Bosses make an even higher multiple than their employees, and employees have fewer rights and less power to bargain on an equal footing.
Without unions, without bargaining leverage, what you have are adhesion contracts, those take it or leave it provisions, in 8 pica type, where you surrender all your rights. 
Such adhesion contracts are often thrown out in court because they are unconscionable. 
But the legislation that provides for workers bargaining has grown weak over the years.
The standard of a civilization is how we treat our own but the standard of the corporate givers is how much profit they can make, what government function they can privatize, what reprisals they can impose on workers who oppose them for their excesses, and what fair benefits may they withhold 
The businesses who think they are plantation owners and their workers, their slaves, have found ready allies in federal and state elected officials.
The class warfare we confront is those who have too much refusing to pay their fair share while taking from those who have less.

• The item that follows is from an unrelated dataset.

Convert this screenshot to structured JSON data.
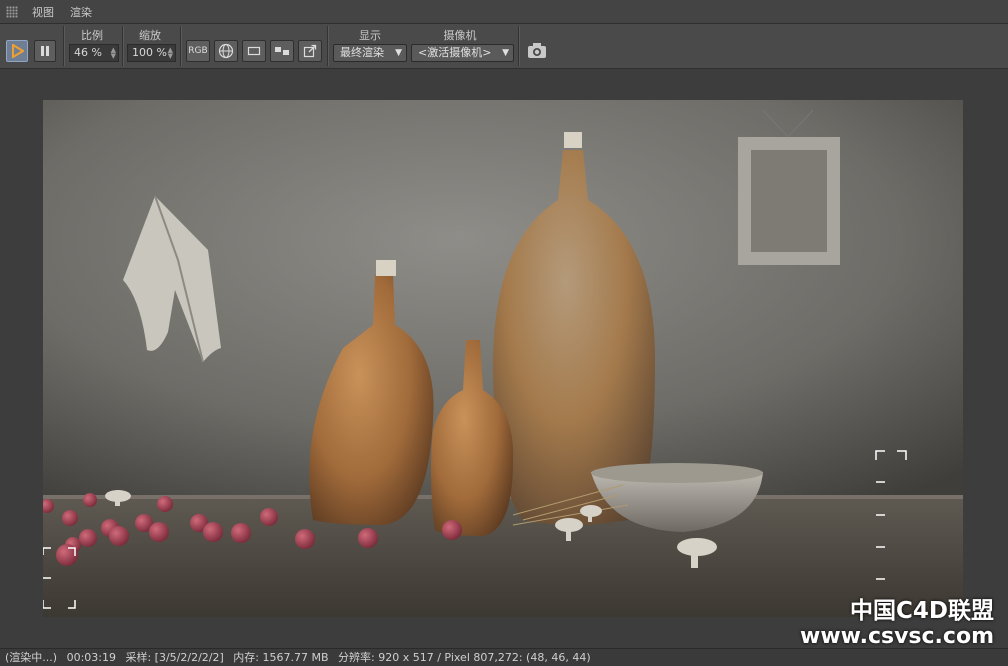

At the national and the state level, we see tax give backs to the wealthiest from deficit-ridden federal and state treasuries and, moments or months later, we’re told these same governmental entities want to cut the salaries, benefits and retirements of those who are not wealthy at all in order to cure the deficit they helped aggravate by their corporate give backs and largesse.
We are being taught to hate union workers today, but every other worker is next, as these businesses scheme to send more jobs offshore, and to cut your social security, medicare, health care, education, whatever means more profit to them, as a fair exchange for their political gifting.